* Exercise requirements
Return an exact copy of the entries, skipping any picture you find.

= = = = =

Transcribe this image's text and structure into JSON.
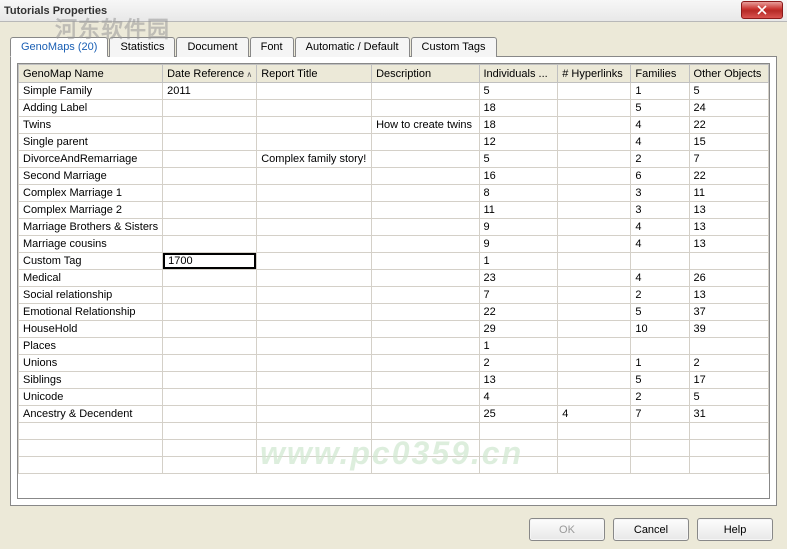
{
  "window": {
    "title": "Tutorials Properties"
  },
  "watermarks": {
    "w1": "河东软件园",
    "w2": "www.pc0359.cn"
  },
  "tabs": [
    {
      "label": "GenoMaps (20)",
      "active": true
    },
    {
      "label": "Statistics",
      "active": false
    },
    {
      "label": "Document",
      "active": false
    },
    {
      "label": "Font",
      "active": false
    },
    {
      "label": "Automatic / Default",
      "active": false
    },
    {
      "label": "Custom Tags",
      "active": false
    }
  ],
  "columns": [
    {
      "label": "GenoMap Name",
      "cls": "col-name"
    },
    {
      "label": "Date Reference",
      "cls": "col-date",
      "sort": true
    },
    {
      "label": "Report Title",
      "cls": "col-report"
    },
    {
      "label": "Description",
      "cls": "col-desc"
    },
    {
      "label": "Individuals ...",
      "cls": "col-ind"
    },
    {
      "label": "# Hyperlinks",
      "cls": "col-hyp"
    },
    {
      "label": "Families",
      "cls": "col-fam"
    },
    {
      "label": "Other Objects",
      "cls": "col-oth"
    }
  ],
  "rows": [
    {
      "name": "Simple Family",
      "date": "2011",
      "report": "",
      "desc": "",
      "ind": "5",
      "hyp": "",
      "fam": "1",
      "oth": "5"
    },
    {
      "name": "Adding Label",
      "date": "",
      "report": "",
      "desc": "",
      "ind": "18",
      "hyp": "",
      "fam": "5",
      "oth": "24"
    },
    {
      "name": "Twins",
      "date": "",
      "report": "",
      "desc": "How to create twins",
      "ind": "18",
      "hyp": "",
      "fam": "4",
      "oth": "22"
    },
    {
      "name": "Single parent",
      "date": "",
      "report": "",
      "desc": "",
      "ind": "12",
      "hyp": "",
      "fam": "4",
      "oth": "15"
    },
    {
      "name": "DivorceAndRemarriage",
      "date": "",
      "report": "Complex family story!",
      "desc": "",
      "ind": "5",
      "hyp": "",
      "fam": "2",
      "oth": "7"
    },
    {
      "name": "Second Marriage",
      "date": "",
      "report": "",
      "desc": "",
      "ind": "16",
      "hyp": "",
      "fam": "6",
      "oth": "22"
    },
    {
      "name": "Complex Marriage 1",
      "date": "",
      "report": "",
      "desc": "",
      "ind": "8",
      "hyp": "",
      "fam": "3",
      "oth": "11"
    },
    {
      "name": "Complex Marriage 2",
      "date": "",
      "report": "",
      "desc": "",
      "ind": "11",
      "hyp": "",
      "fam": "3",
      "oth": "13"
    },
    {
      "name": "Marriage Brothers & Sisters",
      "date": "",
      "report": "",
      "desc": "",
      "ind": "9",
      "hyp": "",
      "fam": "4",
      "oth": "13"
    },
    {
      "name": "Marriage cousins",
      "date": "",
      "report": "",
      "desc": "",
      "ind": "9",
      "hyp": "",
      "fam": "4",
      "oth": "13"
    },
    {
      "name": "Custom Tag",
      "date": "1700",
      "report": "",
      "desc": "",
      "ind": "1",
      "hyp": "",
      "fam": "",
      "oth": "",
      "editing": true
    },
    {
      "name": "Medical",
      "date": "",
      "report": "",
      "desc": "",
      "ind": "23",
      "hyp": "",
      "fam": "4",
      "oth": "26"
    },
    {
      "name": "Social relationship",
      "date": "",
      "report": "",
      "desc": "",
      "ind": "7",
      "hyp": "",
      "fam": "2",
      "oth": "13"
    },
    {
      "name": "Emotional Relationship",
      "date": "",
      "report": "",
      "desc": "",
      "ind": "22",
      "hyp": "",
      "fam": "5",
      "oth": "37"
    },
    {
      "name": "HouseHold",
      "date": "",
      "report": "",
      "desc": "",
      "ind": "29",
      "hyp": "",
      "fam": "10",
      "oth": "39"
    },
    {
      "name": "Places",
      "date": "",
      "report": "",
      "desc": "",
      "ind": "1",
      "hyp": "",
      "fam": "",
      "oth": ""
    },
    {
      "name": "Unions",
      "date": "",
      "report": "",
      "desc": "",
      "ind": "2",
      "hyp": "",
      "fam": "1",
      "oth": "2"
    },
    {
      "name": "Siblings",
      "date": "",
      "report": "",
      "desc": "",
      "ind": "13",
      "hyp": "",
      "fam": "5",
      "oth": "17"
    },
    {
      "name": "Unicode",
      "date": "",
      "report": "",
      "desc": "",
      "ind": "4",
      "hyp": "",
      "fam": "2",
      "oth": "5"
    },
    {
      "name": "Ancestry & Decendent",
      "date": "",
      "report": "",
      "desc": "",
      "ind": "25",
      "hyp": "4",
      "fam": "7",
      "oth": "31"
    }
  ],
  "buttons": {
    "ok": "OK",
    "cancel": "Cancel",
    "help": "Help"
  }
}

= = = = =

* Answer for this exercise
Transcribe this image's text and structure into JSON.
{
  "window": {
    "title": "Tutorials Properties"
  },
  "watermarks": {
    "w1": "河东软件园",
    "w2": "www.pc0359.cn"
  },
  "tabs": [
    {
      "label": "GenoMaps (20)",
      "active": true
    },
    {
      "label": "Statistics",
      "active": false
    },
    {
      "label": "Document",
      "active": false
    },
    {
      "label": "Font",
      "active": false
    },
    {
      "label": "Automatic / Default",
      "active": false
    },
    {
      "label": "Custom Tags",
      "active": false
    }
  ],
  "columns": [
    {
      "label": "GenoMap Name",
      "cls": "col-name"
    },
    {
      "label": "Date Reference",
      "cls": "col-date",
      "sort": true
    },
    {
      "label": "Report Title",
      "cls": "col-report"
    },
    {
      "label": "Description",
      "cls": "col-desc"
    },
    {
      "label": "Individuals ...",
      "cls": "col-ind"
    },
    {
      "label": "# Hyperlinks",
      "cls": "col-hyp"
    },
    {
      "label": "Families",
      "cls": "col-fam"
    },
    {
      "label": "Other Objects",
      "cls": "col-oth"
    }
  ],
  "rows": [
    {
      "name": "Simple Family",
      "date": "2011",
      "report": "",
      "desc": "",
      "ind": "5",
      "hyp": "",
      "fam": "1",
      "oth": "5"
    },
    {
      "name": "Adding Label",
      "date": "",
      "report": "",
      "desc": "",
      "ind": "18",
      "hyp": "",
      "fam": "5",
      "oth": "24"
    },
    {
      "name": "Twins",
      "date": "",
      "report": "",
      "desc": "How to create twins",
      "ind": "18",
      "hyp": "",
      "fam": "4",
      "oth": "22"
    },
    {
      "name": "Single parent",
      "date": "",
      "report": "",
      "desc": "",
      "ind": "12",
      "hyp": "",
      "fam": "4",
      "oth": "15"
    },
    {
      "name": "DivorceAndRemarriage",
      "date": "",
      "report": "Complex family story!",
      "desc": "",
      "ind": "5",
      "hyp": "",
      "fam": "2",
      "oth": "7"
    },
    {
      "name": "Second Marriage",
      "date": "",
      "report": "",
      "desc": "",
      "ind": "16",
      "hyp": "",
      "fam": "6",
      "oth": "22"
    },
    {
      "name": "Complex Marriage 1",
      "date": "",
      "report": "",
      "desc": "",
      "ind": "8",
      "hyp": "",
      "fam": "3",
      "oth": "11"
    },
    {
      "name": "Complex Marriage 2",
      "date": "",
      "report": "",
      "desc": "",
      "ind": "11",
      "hyp": "",
      "fam": "3",
      "oth": "13"
    },
    {
      "name": "Marriage Brothers & Sisters",
      "date": "",
      "report": "",
      "desc": "",
      "ind": "9",
      "hyp": "",
      "fam": "4",
      "oth": "13"
    },
    {
      "name": "Marriage cousins",
      "date": "",
      "report": "",
      "desc": "",
      "ind": "9",
      "hyp": "",
      "fam": "4",
      "oth": "13"
    },
    {
      "name": "Custom Tag",
      "date": "1700",
      "report": "",
      "desc": "",
      "ind": "1",
      "hyp": "",
      "fam": "",
      "oth": "",
      "editing": true
    },
    {
      "name": "Medical",
      "date": "",
      "report": "",
      "desc": "",
      "ind": "23",
      "hyp": "",
      "fam": "4",
      "oth": "26"
    },
    {
      "name": "Social relationship",
      "date": "",
      "report": "",
      "desc": "",
      "ind": "7",
      "hyp": "",
      "fam": "2",
      "oth": "13"
    },
    {
      "name": "Emotional Relationship",
      "date": "",
      "report": "",
      "desc": "",
      "ind": "22",
      "hyp": "",
      "fam": "5",
      "oth": "37"
    },
    {
      "name": "HouseHold",
      "date": "",
      "report": "",
      "desc": "",
      "ind": "29",
      "hyp": "",
      "fam": "10",
      "oth": "39"
    },
    {
      "name": "Places",
      "date": "",
      "report": "",
      "desc": "",
      "ind": "1",
      "hyp": "",
      "fam": "",
      "oth": ""
    },
    {
      "name": "Unions",
      "date": "",
      "report": "",
      "desc": "",
      "ind": "2",
      "hyp": "",
      "fam": "1",
      "oth": "2"
    },
    {
      "name": "Siblings",
      "date": "",
      "report": "",
      "desc": "",
      "ind": "13",
      "hyp": "",
      "fam": "5",
      "oth": "17"
    },
    {
      "name": "Unicode",
      "date": "",
      "report": "",
      "desc": "",
      "ind": "4",
      "hyp": "",
      "fam": "2",
      "oth": "5"
    },
    {
      "name": "Ancestry & Decendent",
      "date": "",
      "report": "",
      "desc": "",
      "ind": "25",
      "hyp": "4",
      "fam": "7",
      "oth": "31"
    }
  ],
  "buttons": {
    "ok": "OK",
    "cancel": "Cancel",
    "help": "Help"
  }
}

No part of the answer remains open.